Alistair: Psychonauts x Alice in Wonderland

This character is Alistair, a re-imagining of the character Alice from Alice in Wonderland. Despite being an old man, he preserves the original Alice's youth at heart. I imagined Alistair as an old man in the modern day, who still wears clothing that would've been fashionable in his youth - for this reason, I drew inspiration from a variety of time periods to give the clothing a vintage yet timeless feel.
At its core, this project was a study in stylization. Double Fine's Psychonauts (and other games, such as Broken Age) feature heavily stylized graphics, with characters built upon heavily exaggerated shapes. For this character design, I aimed to replicate their style, to gain a better understanding of the distinctive design decisions Double Fine employs in their media. This was much more challenging than I initially thought! I spent a lot of time iterating upon sketches before I started to find shapes and proportions that worked well for my design.

Traditional Paintings

When I was in elementary school, my parents signed me up for a Chinese painting class during summer break. As far as I can remember, that was my first introduction to making art beyond crayon and marker scribbles; as I grew up, paint became my comfort medium to work in.These days, I enjoy painting as both a hobby and a way to train my eye and traditional art skills. Over time, I find it more and more refreshing to return to paint. It's a much-needed reminder of the foundations behind great art!All my paintings on this page are done using gouache.

About & Contact

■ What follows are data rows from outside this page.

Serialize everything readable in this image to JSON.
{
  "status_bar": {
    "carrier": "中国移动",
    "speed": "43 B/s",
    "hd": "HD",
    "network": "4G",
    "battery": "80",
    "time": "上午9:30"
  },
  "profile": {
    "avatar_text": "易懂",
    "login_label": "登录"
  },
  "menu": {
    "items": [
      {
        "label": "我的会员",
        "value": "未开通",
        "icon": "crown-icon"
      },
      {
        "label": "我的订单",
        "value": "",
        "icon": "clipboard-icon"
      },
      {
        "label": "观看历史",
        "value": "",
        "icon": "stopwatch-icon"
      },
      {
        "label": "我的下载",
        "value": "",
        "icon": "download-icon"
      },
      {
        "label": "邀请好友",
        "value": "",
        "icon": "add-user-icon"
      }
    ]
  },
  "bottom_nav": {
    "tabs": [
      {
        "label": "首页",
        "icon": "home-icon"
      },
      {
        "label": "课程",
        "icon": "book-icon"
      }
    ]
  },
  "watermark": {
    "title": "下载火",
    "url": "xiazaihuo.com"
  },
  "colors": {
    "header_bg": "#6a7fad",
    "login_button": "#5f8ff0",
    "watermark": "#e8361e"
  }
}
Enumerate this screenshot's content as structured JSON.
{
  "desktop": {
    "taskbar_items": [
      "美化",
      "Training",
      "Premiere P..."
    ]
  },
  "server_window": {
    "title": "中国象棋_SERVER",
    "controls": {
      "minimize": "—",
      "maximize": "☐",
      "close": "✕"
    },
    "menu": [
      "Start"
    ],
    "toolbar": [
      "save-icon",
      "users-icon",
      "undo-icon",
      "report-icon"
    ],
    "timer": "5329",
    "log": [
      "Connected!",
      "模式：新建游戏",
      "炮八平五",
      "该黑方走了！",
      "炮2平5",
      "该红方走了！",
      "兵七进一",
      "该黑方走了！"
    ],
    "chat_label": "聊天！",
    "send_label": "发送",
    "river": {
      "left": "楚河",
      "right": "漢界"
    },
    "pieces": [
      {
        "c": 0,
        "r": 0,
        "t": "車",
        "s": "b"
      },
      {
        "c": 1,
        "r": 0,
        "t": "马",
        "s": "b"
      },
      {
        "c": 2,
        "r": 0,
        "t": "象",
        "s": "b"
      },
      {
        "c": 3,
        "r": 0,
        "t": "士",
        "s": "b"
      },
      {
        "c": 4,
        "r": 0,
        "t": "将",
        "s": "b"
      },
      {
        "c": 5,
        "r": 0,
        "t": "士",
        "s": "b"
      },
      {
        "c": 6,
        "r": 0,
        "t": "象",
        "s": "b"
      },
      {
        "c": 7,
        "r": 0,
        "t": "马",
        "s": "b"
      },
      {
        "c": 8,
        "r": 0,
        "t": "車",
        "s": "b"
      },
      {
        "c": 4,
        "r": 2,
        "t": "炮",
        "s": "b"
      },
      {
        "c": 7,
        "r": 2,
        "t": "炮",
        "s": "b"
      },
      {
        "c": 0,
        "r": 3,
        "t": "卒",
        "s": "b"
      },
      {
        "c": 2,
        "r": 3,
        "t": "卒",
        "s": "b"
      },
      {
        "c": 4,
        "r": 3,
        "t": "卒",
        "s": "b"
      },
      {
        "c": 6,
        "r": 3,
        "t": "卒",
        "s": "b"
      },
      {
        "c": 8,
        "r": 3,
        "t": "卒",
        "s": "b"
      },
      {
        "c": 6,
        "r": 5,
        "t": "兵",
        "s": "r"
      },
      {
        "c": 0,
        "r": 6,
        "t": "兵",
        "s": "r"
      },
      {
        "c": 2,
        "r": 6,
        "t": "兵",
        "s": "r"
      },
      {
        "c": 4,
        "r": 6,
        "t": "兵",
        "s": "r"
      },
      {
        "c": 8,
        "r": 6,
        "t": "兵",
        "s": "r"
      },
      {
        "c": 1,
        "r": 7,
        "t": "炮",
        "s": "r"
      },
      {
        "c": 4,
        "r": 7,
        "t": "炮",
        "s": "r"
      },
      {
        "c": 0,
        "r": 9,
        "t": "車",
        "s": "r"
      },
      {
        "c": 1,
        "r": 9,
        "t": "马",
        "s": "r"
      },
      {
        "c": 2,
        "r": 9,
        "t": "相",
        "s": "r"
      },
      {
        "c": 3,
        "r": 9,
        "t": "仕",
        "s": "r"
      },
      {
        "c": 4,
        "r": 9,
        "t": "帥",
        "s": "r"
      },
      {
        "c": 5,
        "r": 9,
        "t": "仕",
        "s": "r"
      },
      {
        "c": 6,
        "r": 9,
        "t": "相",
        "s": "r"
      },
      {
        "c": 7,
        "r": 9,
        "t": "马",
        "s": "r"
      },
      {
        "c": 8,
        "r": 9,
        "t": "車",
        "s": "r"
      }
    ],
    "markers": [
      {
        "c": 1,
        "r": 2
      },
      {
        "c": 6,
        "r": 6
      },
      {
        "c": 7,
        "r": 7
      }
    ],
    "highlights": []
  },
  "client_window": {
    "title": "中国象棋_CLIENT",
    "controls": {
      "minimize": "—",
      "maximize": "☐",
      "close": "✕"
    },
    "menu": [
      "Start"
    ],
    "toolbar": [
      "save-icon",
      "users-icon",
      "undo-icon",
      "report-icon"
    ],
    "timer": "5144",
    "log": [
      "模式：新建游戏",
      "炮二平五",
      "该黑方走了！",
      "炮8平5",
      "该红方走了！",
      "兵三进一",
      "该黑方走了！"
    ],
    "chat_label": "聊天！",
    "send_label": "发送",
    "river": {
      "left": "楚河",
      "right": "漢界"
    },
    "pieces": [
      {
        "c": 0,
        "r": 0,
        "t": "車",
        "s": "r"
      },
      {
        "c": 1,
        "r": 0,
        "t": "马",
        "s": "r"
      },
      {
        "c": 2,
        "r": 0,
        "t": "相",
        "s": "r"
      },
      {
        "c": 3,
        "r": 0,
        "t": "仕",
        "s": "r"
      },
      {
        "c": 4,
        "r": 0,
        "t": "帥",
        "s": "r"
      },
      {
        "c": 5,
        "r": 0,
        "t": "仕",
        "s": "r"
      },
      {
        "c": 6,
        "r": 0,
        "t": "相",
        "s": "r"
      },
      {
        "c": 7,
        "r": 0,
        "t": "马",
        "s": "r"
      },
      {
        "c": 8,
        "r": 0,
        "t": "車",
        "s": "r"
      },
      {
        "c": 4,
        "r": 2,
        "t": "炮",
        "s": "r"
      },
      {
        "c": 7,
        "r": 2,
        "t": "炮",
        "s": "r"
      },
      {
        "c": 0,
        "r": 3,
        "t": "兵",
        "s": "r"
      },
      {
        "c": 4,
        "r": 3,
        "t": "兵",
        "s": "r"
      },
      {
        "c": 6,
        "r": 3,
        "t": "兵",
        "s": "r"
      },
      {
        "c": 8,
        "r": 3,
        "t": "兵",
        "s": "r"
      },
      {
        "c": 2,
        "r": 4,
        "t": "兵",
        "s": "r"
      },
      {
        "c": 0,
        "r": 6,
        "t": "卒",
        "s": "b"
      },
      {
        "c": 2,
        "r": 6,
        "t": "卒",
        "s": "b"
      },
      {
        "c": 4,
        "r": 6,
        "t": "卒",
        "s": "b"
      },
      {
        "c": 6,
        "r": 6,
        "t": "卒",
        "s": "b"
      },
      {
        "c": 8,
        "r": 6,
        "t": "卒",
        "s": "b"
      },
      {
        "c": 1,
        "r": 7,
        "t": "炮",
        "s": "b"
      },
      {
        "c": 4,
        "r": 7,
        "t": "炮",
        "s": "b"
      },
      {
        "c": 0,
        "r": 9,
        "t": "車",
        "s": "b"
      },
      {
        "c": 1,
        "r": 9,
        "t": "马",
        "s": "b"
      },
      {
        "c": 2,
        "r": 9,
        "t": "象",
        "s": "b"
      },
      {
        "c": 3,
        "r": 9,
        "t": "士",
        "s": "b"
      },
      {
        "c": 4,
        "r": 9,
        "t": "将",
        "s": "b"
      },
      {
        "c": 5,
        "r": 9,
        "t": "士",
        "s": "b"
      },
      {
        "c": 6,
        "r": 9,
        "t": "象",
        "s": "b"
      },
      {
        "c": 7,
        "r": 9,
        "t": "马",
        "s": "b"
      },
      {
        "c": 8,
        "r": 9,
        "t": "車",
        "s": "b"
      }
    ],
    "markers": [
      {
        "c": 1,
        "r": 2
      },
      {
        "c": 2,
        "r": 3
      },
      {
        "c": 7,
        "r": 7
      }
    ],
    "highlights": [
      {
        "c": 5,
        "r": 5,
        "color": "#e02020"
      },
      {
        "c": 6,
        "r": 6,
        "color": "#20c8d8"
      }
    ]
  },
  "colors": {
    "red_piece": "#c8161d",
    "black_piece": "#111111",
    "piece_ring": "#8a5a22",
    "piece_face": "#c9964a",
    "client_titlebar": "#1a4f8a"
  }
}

Hello! I'm Annabel Sun, an artist currently based in the Seattle, Washington area. I'm a digital artist, specializing in 3D environment art & tech art for game development -- but I also have a passion for working with traditional media. This is my portfolio website: a showcase of my best work!I am currently a 4rd-year student at DigiPen Institute of Technology, studying for a Bachelor of Fine Arts degree in Digital Art and Animation.I am currently seeking jobs and internships!If you're interested in my work, please don't hesitate to reach out. I'd love to chat!
You can reach me at
You can find all my social media & other links in the footer below.